Exercise: Only the closing portion of the entries is to be reproduced: the line containing "What data populates" through the very last line, exactly as written.

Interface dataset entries
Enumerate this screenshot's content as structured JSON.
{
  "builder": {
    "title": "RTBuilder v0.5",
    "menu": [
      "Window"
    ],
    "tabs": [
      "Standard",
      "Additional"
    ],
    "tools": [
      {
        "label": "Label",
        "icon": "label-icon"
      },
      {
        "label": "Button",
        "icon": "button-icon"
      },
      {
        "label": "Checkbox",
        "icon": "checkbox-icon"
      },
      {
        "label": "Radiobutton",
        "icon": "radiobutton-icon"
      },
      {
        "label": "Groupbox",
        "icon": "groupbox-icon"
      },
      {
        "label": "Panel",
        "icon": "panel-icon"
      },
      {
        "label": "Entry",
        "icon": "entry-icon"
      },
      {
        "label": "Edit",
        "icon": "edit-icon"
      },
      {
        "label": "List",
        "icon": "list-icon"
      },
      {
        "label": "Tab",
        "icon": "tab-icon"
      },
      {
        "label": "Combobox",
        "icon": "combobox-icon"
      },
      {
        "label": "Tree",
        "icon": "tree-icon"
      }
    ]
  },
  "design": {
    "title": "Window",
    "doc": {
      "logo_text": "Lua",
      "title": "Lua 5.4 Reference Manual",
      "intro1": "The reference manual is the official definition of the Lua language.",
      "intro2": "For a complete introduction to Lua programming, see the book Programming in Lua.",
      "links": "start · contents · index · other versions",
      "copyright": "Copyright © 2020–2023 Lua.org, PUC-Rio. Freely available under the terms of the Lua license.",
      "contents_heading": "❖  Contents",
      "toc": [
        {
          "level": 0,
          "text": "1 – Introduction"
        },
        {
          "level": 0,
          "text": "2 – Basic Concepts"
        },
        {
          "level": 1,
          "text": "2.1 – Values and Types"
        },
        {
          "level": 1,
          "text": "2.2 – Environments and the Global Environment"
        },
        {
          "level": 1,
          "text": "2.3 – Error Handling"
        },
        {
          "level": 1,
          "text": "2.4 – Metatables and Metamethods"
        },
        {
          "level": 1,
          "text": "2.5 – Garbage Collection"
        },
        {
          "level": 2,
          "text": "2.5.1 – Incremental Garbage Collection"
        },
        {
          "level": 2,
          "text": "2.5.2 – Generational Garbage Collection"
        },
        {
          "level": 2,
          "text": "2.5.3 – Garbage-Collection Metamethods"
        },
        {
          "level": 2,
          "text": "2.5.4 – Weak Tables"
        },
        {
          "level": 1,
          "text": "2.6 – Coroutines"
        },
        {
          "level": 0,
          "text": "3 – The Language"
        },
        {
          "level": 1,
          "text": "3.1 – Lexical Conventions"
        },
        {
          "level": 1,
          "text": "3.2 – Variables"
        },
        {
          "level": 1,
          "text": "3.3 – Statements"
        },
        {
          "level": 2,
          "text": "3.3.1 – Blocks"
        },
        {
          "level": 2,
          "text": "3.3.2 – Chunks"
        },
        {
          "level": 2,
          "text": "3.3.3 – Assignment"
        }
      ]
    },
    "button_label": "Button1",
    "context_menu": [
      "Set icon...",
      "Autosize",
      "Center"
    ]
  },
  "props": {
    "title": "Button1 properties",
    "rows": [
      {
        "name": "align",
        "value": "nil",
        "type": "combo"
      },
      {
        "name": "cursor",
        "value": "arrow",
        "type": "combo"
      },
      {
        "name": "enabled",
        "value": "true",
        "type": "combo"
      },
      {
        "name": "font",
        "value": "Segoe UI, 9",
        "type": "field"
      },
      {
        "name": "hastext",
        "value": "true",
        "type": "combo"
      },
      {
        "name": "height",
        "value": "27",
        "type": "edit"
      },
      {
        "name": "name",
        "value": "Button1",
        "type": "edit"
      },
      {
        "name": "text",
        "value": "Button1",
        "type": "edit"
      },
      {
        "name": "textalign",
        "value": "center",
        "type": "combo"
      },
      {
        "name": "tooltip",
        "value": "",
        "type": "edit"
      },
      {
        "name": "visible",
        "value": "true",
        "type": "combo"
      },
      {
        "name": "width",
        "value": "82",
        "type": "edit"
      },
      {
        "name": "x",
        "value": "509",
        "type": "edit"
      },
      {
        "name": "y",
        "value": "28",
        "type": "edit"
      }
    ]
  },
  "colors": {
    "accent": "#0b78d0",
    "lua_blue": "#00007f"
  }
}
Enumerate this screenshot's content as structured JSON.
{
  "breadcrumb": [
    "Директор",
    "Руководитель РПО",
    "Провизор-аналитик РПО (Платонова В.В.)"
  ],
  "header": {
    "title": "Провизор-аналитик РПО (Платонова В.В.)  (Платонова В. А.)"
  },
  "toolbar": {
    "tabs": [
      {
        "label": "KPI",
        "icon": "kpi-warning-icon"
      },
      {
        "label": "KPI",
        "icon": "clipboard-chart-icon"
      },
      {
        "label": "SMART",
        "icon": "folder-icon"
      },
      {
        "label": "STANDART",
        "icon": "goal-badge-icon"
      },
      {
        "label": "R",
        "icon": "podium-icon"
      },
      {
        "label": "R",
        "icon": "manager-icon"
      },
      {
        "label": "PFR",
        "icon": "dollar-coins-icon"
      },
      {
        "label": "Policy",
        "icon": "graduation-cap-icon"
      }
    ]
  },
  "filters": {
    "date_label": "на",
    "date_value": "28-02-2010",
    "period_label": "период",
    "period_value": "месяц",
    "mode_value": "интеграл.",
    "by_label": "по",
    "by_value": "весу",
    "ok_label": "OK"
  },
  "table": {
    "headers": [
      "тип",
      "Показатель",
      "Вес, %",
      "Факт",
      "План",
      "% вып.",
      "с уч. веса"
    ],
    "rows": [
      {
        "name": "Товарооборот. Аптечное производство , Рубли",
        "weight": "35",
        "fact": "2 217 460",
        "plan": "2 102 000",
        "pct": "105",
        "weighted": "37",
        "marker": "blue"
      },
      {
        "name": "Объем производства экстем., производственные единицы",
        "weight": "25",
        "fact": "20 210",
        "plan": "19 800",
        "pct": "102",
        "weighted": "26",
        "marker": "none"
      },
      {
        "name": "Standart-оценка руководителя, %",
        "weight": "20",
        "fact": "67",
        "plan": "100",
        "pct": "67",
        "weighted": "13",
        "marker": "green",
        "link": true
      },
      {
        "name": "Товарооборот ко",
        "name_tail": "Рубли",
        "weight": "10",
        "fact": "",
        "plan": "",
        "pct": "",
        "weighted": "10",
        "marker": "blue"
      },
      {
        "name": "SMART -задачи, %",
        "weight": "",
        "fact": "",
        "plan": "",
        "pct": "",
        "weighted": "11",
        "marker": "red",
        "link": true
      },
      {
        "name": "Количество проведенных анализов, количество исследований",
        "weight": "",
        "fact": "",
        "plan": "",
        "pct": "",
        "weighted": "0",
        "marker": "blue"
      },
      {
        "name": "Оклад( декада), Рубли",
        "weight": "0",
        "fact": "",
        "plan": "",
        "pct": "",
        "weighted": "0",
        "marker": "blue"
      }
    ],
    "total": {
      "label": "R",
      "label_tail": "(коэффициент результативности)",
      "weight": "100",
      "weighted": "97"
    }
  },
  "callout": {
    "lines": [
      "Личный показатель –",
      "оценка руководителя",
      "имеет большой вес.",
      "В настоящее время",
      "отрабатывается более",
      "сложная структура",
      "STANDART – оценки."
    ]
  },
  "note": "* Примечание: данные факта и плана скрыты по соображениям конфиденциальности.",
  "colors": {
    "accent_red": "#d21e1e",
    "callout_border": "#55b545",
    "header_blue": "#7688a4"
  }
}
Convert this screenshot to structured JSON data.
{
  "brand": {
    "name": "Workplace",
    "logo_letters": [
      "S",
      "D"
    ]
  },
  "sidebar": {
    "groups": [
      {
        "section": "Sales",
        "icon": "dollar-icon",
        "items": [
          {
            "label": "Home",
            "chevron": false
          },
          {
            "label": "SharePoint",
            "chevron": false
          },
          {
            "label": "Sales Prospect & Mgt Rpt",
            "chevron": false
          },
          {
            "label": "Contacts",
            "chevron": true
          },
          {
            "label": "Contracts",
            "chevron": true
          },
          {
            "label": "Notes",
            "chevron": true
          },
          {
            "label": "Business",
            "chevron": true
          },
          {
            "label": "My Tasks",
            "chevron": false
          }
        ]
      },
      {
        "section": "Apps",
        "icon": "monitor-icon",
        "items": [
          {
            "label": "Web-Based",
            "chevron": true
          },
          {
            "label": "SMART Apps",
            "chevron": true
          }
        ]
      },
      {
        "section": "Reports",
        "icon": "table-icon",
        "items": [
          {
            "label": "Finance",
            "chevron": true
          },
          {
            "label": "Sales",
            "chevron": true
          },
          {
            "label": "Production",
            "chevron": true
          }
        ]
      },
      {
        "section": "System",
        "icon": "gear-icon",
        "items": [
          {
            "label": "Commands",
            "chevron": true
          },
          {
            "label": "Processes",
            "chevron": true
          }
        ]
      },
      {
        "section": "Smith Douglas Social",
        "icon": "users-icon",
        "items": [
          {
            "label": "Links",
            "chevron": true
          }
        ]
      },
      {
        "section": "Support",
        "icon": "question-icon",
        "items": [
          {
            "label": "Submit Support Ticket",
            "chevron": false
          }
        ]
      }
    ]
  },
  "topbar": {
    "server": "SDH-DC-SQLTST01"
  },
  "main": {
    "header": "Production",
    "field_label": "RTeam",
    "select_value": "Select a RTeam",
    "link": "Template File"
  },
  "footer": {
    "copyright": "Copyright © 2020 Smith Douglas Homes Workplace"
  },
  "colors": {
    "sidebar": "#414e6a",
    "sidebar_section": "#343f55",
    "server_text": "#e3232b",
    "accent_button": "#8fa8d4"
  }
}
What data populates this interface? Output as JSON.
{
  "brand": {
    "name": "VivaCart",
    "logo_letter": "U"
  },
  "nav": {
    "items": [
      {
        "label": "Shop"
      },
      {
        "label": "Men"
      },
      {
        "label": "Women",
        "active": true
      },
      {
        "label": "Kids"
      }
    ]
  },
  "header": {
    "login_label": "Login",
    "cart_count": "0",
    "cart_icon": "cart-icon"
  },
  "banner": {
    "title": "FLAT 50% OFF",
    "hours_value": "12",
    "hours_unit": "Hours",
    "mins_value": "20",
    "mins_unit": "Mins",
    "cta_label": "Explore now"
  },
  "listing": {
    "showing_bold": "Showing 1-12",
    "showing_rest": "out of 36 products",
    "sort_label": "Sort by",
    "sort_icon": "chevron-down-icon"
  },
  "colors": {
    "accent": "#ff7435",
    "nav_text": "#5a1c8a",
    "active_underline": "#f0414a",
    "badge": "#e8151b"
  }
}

Solution:
What data populates this interface? Output as JSON.
{
  "brand": {
    "name": "VivaCart",
    "logo_letter": "U"
  },
  "nav": {
    "items": [
      {
        "label": "Shop"
      },
      {
        "label": "Men"
      },
      {
        "label": "Women",
        "active": true
      },
      {
        "label": "Kids"
      }
    ]
  },
  "header": {
    "login_label": "Login",
    "cart_count": "0",
    "cart_icon": "cart-icon"
  },
  "banner": {
    "title": "FLAT 50% OFF",
    "hours_value": "12",
    "hours_unit": "Hours",
    "mins_value": "20",
    "mins_unit": "Mins",
    "cta_label": "Explore now"
  },
  "listing": {
    "showing_bold": "Showing 1-12",
    "showing_rest": "out of 36 products",
    "sort_label": "Sort by",
    "sort_icon": "chevron-down-icon"
  },
  "colors": {
    "accent": "#ff7435",
    "nav_text": "#5a1c8a",
    "active_underline": "#f0414a",
    "badge": "#e8151b"
  }
}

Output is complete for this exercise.